As an RPA service provider, we have seen many RPA Programs at various stages, for those just starting out, the most common thing we see is programs failing because of a bottom-up approach. Every RPA initiative has a champion or a handful of people supporting it and driving the automation efforts. They sit down and discuss a handful of tasks that are tedious and the part of their job that is undesirable; from there, an RPA initiative is born. The champions take their use case for automation to management and, intrigued by digital transformation and the ROI benefits that accompany RPA, the C-Suite gives the green light to start an automation program. Again, the mistake in this scenario is the bottom-up approach. This is because the champions came up with the initiative, thus they are responsible for its execution. So, after getting approval, they are given key performance indicators (KPIs) from the C-Suite to hit in order to consider the RPA deployment a success. The champions then go into their pilot program with all of the control and are tasked with deciding what processes to automate first.
One may ask how this set the organization on a path to failure. What happens is that the champions behind the program want to automate the processes that sparked the need for RPA, so they suggest the processes they do not want to do themselves and are unlikely to consider other options as they are determined to remove the hassle from their daily jobs. The issue is that these processes were picked based on the want to eliminate them and not selected for the appropriate automation reasons. Even more so, the metrics for these processes and yielded returns are extremely low, inevitably leading to the program’s demise.

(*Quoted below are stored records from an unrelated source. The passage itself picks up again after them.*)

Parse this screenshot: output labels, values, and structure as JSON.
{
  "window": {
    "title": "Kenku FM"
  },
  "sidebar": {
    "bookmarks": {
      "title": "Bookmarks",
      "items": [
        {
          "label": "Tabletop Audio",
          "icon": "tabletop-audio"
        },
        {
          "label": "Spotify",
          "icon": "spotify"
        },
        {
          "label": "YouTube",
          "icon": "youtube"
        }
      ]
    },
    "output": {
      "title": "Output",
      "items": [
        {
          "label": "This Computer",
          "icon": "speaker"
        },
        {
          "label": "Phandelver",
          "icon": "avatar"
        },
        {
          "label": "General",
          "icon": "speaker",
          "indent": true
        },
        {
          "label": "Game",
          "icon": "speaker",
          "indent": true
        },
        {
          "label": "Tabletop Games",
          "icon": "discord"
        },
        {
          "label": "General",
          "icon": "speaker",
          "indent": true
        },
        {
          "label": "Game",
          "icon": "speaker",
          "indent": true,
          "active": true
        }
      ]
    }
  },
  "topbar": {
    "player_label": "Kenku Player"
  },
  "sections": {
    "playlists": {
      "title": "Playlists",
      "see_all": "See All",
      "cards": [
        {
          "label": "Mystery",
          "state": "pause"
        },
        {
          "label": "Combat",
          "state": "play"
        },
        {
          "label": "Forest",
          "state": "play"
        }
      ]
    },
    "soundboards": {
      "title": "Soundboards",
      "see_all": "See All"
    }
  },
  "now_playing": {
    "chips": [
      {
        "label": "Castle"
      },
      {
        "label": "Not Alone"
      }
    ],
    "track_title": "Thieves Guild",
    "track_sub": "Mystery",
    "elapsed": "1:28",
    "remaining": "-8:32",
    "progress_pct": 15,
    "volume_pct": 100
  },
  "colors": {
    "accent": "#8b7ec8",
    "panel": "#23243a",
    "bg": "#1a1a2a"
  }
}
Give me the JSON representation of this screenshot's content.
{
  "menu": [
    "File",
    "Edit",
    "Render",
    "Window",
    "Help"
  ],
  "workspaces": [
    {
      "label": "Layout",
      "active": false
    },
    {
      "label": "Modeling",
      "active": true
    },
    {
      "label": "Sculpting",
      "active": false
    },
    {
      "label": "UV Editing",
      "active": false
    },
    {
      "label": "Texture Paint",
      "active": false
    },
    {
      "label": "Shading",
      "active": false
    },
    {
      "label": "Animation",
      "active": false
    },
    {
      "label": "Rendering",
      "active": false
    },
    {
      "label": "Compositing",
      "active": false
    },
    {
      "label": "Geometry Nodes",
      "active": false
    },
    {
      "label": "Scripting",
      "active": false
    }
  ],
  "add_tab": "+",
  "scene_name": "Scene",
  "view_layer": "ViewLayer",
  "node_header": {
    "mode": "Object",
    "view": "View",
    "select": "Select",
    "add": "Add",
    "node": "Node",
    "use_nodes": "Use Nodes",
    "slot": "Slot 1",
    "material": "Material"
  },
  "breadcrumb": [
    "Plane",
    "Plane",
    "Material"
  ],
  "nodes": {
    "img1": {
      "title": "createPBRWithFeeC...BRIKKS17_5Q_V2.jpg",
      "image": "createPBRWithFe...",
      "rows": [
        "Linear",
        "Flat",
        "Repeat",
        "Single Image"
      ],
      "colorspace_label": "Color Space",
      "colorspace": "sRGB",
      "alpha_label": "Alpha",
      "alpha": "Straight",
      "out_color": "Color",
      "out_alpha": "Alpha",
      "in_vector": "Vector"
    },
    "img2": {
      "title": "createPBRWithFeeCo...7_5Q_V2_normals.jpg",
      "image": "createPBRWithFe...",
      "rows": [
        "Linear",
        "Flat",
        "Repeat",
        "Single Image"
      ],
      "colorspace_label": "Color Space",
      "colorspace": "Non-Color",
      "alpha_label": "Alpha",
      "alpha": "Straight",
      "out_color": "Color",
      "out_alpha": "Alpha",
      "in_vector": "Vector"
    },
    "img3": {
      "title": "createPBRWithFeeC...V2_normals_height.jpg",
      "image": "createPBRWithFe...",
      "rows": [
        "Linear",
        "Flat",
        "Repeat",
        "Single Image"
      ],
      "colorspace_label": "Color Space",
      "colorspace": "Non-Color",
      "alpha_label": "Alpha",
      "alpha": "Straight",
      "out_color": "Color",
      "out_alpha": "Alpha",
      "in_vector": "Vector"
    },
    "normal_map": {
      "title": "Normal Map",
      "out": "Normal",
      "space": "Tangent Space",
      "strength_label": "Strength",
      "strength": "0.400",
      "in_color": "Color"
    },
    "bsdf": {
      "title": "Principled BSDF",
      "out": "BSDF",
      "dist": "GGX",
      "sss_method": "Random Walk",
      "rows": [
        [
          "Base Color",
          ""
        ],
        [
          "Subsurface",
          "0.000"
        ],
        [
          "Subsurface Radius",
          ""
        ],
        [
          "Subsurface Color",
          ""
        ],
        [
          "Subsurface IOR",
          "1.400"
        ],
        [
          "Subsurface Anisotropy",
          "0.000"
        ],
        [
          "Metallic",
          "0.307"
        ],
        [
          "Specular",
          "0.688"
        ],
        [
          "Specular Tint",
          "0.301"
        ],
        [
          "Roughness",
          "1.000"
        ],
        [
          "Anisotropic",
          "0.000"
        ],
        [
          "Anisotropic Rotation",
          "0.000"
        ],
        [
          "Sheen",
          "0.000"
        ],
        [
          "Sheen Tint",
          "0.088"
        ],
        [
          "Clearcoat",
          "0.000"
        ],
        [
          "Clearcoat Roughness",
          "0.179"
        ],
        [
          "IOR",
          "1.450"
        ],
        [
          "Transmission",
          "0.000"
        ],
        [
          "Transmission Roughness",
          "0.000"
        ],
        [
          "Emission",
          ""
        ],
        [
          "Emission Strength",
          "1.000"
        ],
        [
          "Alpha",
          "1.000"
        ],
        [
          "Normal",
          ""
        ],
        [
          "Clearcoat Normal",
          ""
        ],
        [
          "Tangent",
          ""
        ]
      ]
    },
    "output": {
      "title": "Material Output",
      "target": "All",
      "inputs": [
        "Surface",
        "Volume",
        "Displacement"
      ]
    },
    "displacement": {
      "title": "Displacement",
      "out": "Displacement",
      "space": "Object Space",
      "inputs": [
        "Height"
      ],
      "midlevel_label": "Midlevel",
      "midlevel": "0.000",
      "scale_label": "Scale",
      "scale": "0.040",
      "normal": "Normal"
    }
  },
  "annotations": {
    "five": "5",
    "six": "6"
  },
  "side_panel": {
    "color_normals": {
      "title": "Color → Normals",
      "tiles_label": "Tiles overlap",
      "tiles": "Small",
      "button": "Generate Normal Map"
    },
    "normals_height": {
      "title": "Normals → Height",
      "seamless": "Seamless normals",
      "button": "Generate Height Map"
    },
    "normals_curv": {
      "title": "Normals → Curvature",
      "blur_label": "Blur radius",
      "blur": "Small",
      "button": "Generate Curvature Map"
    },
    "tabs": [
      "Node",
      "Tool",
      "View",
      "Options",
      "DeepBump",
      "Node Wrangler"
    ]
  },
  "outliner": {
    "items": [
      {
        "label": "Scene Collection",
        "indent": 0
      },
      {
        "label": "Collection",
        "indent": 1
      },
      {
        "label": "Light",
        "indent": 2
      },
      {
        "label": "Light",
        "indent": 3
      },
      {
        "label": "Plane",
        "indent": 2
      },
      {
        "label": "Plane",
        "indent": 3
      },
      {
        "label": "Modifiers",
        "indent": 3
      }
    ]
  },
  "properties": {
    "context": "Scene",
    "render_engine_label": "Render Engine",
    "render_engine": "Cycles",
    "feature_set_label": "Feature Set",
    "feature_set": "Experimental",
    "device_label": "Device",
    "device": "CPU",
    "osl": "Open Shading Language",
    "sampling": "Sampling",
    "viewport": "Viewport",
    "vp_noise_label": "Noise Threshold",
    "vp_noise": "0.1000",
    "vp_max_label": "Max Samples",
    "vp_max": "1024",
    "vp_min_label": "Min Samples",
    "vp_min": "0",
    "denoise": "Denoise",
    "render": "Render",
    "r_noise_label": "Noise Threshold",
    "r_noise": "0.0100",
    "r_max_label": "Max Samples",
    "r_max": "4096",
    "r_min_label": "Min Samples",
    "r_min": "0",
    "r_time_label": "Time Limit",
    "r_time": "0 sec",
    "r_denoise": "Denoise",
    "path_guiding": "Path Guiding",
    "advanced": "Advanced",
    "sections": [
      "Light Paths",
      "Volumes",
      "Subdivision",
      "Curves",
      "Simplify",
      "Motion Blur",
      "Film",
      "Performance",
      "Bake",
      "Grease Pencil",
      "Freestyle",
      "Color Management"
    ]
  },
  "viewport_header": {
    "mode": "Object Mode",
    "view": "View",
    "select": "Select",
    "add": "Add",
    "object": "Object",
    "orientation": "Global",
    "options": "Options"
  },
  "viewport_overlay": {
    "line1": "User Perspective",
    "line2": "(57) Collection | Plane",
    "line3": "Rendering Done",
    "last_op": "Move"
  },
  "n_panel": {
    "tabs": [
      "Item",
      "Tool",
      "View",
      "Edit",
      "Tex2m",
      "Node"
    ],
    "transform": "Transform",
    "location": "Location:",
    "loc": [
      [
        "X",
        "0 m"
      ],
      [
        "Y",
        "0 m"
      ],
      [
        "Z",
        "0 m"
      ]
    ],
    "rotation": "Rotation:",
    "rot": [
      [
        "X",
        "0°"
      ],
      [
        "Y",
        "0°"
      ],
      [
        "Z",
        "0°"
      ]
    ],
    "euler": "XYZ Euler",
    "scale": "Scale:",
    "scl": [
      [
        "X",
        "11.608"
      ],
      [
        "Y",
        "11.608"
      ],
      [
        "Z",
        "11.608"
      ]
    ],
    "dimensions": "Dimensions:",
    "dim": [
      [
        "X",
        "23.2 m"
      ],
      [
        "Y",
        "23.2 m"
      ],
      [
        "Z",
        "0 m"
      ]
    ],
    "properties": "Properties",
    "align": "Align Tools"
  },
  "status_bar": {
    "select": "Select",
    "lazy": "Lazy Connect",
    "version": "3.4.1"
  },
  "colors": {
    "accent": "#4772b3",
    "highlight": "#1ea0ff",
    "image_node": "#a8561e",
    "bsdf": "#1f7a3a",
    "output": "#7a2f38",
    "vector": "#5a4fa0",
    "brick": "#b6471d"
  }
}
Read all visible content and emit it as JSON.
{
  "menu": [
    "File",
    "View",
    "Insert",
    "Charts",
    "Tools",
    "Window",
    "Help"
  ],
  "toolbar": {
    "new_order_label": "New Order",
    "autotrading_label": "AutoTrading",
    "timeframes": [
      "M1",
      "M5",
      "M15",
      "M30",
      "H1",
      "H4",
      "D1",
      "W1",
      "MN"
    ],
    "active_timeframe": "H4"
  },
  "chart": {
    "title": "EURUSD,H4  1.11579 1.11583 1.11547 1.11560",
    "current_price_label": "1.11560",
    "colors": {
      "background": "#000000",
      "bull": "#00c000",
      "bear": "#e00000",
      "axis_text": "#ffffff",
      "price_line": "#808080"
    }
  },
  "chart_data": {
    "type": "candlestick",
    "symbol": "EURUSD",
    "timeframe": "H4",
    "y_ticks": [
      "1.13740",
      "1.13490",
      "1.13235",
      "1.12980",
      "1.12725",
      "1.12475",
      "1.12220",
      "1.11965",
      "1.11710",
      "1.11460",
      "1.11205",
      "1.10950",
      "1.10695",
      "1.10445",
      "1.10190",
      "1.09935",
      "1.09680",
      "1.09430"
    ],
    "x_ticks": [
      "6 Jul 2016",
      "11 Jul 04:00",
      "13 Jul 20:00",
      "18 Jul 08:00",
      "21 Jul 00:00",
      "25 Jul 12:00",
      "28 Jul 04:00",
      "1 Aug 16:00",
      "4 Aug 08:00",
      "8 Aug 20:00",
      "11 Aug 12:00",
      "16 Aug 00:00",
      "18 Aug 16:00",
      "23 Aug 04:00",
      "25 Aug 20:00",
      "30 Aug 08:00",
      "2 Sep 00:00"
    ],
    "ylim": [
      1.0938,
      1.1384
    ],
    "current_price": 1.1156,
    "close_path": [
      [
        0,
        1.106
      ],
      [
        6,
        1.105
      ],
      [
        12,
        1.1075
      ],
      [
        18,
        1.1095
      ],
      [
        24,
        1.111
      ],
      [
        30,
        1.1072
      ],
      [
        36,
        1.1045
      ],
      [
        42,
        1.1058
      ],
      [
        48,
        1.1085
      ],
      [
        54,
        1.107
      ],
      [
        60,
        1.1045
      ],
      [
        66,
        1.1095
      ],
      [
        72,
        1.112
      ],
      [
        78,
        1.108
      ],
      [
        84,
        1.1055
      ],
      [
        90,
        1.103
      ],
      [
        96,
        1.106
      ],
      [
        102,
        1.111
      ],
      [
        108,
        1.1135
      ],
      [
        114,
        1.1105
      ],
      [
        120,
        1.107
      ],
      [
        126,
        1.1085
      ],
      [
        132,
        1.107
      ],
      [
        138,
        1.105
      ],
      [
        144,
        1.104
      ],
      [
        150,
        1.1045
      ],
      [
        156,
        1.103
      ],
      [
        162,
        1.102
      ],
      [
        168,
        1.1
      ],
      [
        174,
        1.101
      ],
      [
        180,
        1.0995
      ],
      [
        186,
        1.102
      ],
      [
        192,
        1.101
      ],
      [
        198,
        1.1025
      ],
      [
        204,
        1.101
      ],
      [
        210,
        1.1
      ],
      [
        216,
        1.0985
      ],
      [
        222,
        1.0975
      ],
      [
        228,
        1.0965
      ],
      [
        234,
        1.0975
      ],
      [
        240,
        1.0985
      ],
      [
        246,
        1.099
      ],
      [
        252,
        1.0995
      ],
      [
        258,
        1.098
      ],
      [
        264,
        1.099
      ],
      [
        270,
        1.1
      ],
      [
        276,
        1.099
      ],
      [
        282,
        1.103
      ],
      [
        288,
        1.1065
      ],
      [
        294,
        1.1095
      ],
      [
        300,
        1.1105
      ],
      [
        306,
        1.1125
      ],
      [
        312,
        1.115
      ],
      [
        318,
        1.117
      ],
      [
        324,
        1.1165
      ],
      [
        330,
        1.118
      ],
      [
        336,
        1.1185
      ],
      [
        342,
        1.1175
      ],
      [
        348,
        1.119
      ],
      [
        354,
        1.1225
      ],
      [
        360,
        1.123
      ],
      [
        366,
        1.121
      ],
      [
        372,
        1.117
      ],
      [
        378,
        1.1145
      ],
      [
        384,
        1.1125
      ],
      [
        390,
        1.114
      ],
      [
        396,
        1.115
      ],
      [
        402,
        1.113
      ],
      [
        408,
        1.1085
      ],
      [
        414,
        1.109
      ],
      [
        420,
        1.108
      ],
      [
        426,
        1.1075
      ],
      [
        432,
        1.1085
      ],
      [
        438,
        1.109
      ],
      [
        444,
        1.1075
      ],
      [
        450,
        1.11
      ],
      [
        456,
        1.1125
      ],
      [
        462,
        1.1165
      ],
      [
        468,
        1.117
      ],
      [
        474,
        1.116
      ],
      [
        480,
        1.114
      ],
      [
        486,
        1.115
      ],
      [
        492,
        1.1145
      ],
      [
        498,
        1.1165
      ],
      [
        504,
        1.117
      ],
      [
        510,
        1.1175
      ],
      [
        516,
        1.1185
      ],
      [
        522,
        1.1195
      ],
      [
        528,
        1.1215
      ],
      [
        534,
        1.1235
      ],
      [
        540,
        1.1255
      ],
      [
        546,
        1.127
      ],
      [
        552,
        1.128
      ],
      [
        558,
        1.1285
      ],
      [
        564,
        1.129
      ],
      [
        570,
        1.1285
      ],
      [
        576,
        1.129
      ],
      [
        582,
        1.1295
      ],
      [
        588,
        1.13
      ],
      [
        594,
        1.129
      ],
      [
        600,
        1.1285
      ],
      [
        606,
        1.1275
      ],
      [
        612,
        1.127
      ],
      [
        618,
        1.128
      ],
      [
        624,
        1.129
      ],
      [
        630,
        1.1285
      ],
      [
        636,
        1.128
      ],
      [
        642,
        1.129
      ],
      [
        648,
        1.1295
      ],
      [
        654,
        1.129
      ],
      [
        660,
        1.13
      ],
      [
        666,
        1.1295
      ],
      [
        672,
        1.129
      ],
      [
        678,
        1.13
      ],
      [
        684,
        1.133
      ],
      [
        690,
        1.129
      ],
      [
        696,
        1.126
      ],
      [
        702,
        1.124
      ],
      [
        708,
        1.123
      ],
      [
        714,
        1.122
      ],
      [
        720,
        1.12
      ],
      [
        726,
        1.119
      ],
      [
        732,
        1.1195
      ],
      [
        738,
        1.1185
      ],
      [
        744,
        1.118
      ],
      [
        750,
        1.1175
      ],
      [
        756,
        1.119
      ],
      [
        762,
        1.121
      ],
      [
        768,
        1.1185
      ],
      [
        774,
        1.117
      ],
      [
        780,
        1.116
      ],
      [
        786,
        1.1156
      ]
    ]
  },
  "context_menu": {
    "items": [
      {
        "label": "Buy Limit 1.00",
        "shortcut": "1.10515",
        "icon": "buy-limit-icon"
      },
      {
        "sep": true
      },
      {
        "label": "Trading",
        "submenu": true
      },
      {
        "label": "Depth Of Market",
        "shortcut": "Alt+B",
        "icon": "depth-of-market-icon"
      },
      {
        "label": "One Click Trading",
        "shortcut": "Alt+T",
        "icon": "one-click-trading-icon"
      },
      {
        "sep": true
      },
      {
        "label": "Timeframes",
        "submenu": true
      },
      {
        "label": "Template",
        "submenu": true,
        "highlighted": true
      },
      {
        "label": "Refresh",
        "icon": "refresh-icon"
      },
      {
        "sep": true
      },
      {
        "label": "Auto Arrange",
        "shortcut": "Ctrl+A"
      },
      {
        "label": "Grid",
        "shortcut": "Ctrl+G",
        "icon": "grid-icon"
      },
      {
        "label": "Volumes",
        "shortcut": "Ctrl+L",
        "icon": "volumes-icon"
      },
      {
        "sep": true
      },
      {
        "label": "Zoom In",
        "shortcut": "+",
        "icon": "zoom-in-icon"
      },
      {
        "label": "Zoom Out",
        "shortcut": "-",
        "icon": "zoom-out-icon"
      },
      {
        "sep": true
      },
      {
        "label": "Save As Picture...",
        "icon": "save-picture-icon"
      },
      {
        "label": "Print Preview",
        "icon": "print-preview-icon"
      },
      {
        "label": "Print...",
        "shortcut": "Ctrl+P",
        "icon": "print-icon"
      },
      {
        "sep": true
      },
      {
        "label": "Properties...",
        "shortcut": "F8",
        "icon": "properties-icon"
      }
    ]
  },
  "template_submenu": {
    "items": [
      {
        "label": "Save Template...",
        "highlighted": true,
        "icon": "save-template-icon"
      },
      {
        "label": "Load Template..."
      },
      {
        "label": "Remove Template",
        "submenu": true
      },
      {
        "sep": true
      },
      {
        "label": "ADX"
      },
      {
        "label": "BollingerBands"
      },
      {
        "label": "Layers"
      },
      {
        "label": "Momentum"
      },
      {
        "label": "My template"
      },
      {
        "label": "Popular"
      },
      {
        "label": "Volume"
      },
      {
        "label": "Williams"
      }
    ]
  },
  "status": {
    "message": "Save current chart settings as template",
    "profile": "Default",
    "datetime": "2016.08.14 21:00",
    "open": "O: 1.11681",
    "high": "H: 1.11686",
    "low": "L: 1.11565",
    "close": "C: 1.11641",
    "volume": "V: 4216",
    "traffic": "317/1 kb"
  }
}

Once the pilot program is completed and the poor-suited RPA processes are automated, the C-Suite sees very little value and low ROI causing them to ultimately lose faith in RPA. Without C-Suite Support and budget, all progress is halted, and the program is cancelled overall as the time and investment was not worth the return.
So how can an organization avoid this problem and ensure that their initiative will succeed past the pilot stage well into an ROI-heavy and scaled automation program? The simple answer is to take the right first step. The C-Suite needs to have the initiative to deploy automation in their organization, aka a top-down approach. This strategy allows the C-Suite to set their KPI’s before processes are proposed for automation and use a process discovery methodology to appropriately find processes that will meet those KPIs. This ensures that at the end of the pilot stage the desired results are met and there is substantial proof to continue on and grow the digital workforce.
Process Discovery involves a trained business analyst scoping out potential automation candidates and measuring their expected KPIs prior to development. They map out criteria such as ease of implementation for expected development time, testing time, and difficulty; feasibility to measure how possible it is to automate a process end to end; and of course, time and dollar amount savings as well. With these metrics and other variables such as mistake reduction, increased sales, elevated employee productivity, and more identified from a thorough process analysis, the C-Suite can determine which automations are priority and will best meet their needs. Not only is this the proof needed to continue along the digital transformation journey with large ROI driving the initiative, but the priority rankings and continued analysis practices help to build a robust pipeline of proposed processes for the automation team to develop and deploy well into the future.